Carroll was born in Chicago to a rather normal American family brought up as a typical, middle class kid. This upbringing along with the fascination of alternative culture led her towards the great American love affair, the counterbalance to the American Dream. At a very young age, she lived in her car in cities all around the county, hopped freight trains, she even hiked the entire Appalachian Trail at age 20. She made money playing music to anyone who would listen, from the subways of New York City to the streets of Ohio. She became a living paradox, somewhere between running from the law and running from the normality of a Midwestern suburban lifestyle. The streets broke her down while another world picked her up. Acoustic music, anti-folk, campfires deep in the heart of the humbolt trim scene, in and out of trouble with the law - she inhaled the great spirit of rock and roll.

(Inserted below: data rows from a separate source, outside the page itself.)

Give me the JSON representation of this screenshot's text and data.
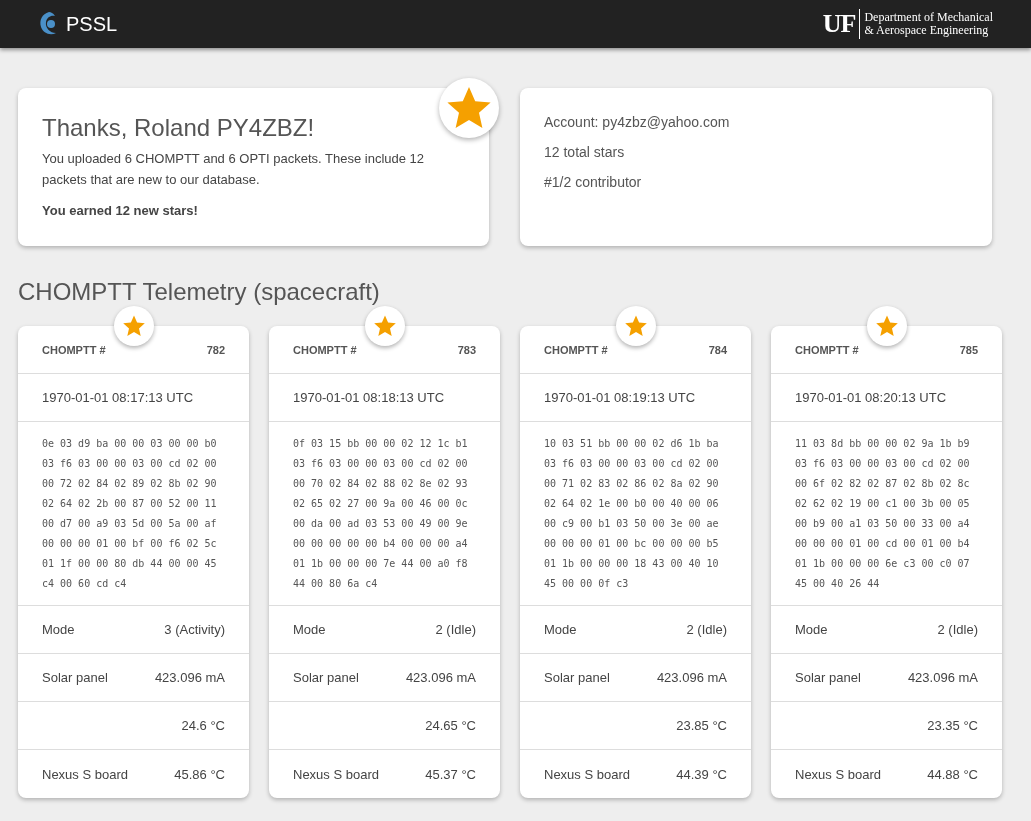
{
  "header": {
    "logo_text": "PSSL",
    "dept_line1": "Department of Mechanical",
    "dept_line2": "& Aerospace Engineering",
    "uf_text": "UF"
  },
  "thanks": {
    "title": "Thanks, Roland PY4ZBZ!",
    "message": "You uploaded 6 CHOMPTT and 6 OPTI packets. These include 12 packets that are new to our database.",
    "earned": "You earned 12 new stars!"
  },
  "account": {
    "lines": [
      "Account: py4zbz@yahoo.com",
      "12 total stars",
      "#1/2 contributor"
    ]
  },
  "section_title": "CHOMPTT Telemetry (spacecraft)",
  "packets": [
    {
      "label": "CHOMPTT #",
      "number": "782",
      "time": "1970-01-01 08:17:13 UTC",
      "hex": [
        "0e 03 d9 ba 00 00 03 00 00 b0",
        "03 f6 03 00 00 03 00 cd 02 00",
        "00 72 02 84 02 89 02 8b 02 90",
        "02 64 02 2b 00 87 00 52 00 11",
        "00 d7 00 a9 03 5d 00 5a 00 af",
        "00 00 00 01 00 bf 00 f6 02 5c",
        "01 1f 00 00 80 db 44 00 00 45",
        "c4 00 60 cd c4"
      ],
      "rows": [
        {
          "label": "Mode",
          "value": "3 (Activity)"
        },
        {
          "label": "Solar panel",
          "value": "423.096 mA"
        },
        {
          "label": "",
          "value": "24.6 °C"
        },
        {
          "label": "Nexus S board",
          "value": "45.86 °C"
        }
      ]
    },
    {
      "label": "CHOMPTT #",
      "number": "783",
      "time": "1970-01-01 08:18:13 UTC",
      "hex": [
        "0f 03 15 bb 00 00 02 12 1c b1",
        "03 f6 03 00 00 03 00 cd 02 00",
        "00 70 02 84 02 88 02 8e 02 93",
        "02 65 02 27 00 9a 00 46 00 0c",
        "00 da 00 ad 03 53 00 49 00 9e",
        "00 00 00 00 00 b4 00 00 00 a4",
        "01 1b 00 00 00 7e 44 00 a0 f8",
        "44 00 80 6a c4"
      ],
      "rows": [
        {
          "label": "Mode",
          "value": "2 (Idle)"
        },
        {
          "label": "Solar panel",
          "value": "423.096 mA"
        },
        {
          "label": "",
          "value": "24.65 °C"
        },
        {
          "label": "Nexus S board",
          "value": "45.37 °C"
        }
      ]
    },
    {
      "label": "CHOMPTT #",
      "number": "784",
      "time": "1970-01-01 08:19:13 UTC",
      "hex": [
        "10 03 51 bb 00 00 02 d6 1b ba",
        "03 f6 03 00 00 03 00 cd 02 00",
        "00 71 02 83 02 86 02 8a 02 90",
        "02 64 02 1e 00 b0 00 40 00 06",
        "00 c9 00 b1 03 50 00 3e 00 ae",
        "00 00 00 01 00 bc 00 00 00 b5",
        "01 1b 00 00 00 18 43 00 40 10",
        "45 00 00 0f c3"
      ],
      "rows": [
        {
          "label": "Mode",
          "value": "2 (Idle)"
        },
        {
          "label": "Solar panel",
          "value": "423.096 mA"
        },
        {
          "label": "",
          "value": "23.85 °C"
        },
        {
          "label": "Nexus S board",
          "value": "44.39 °C"
        }
      ]
    },
    {
      "label": "CHOMPTT #",
      "number": "785",
      "time": "1970-01-01 08:20:13 UTC",
      "hex": [
        "11 03 8d bb 00 00 02 9a 1b b9",
        "03 f6 03 00 00 03 00 cd 02 00",
        "00 6f 02 82 02 87 02 8b 02 8c",
        "02 62 02 19 00 c1 00 3b 00 05",
        "00 b9 00 a1 03 50 00 33 00 a4",
        "00 00 00 01 00 cd 00 01 00 b4",
        "01 1b 00 00 00 6e c3 00 c0 07",
        "45 00 40 26 44"
      ],
      "rows": [
        {
          "label": "Mode",
          "value": "2 (Idle)"
        },
        {
          "label": "Solar panel",
          "value": "423.096 mA"
        },
        {
          "label": "",
          "value": "23.35 °C"
        },
        {
          "label": "Nexus S board",
          "value": "44.88 °C"
        }
      ]
    }
  ]
}
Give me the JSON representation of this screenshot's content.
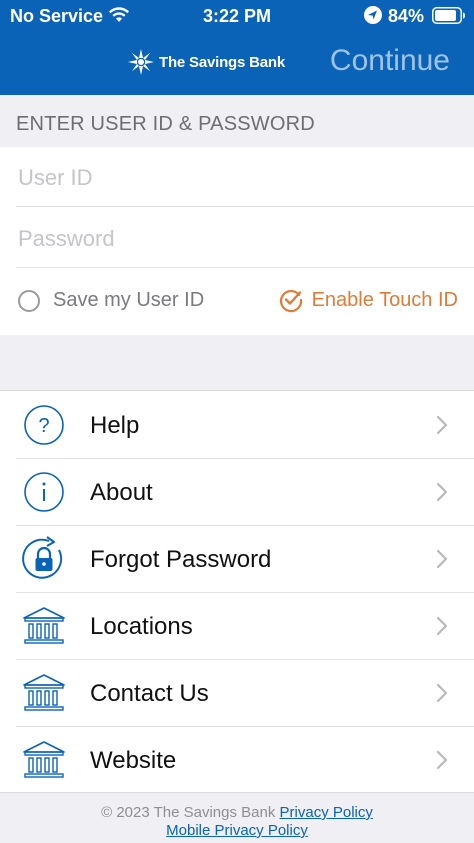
{
  "status_bar": {
    "carrier": "No Service",
    "time": "3:22 PM",
    "battery": "84%"
  },
  "header": {
    "brand": "The Savings Bank",
    "continue_label": "Continue",
    "background": "#0a63b6"
  },
  "login": {
    "section_title": "ENTER USER ID & PASSWORD",
    "user_id_placeholder": "User ID",
    "password_placeholder": "Password",
    "save_user_id_label": "Save my User ID",
    "touch_id_label": "Enable Touch ID",
    "touch_id_color": "#e07b35"
  },
  "menu": {
    "items": [
      {
        "label": "Help",
        "icon": "question-icon"
      },
      {
        "label": "About",
        "icon": "info-icon"
      },
      {
        "label": "Forgot Password",
        "icon": "lock-refresh-icon"
      },
      {
        "label": "Locations",
        "icon": "bank-icon"
      },
      {
        "label": "Contact Us",
        "icon": "bank-icon"
      },
      {
        "label": "Website",
        "icon": "bank-icon"
      }
    ]
  },
  "footer": {
    "copyright": "© 2023 The Savings Bank",
    "privacy_policy": "Privacy Policy",
    "mobile_privacy_policy": "Mobile Privacy Policy"
  }
}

She learned how to play from everyone she met. “Love is an outlaw” is a concept of her experience. “Love is as aimless as a renegade, breaks every rule you have.“

bio written by Ben Fields

“There is no filter on experience, so why should there be in songwriting. People listen to music because it makes them feel something, a writer’s goal is to relate their experiences with the audience.”—Rorey

“Roadside Lullabies”, her first album, was recorded with Eric Willson and was released at the end of September, 2010. The album was dedicated to her brother, Michael Carroll.

“Love is an Outlaw” will be released in August.


Roadside Lullabies: album released 2010 produced by Eric Wilson and Rorey Carroll
A Rock By The Sea Christmas: Volume 2 - released November 8th 2011 - song, “Let it Snow”
Venue Information:
The Southgate House Revival-Revival Room
111 East 6th Street
Newport, KY, 41071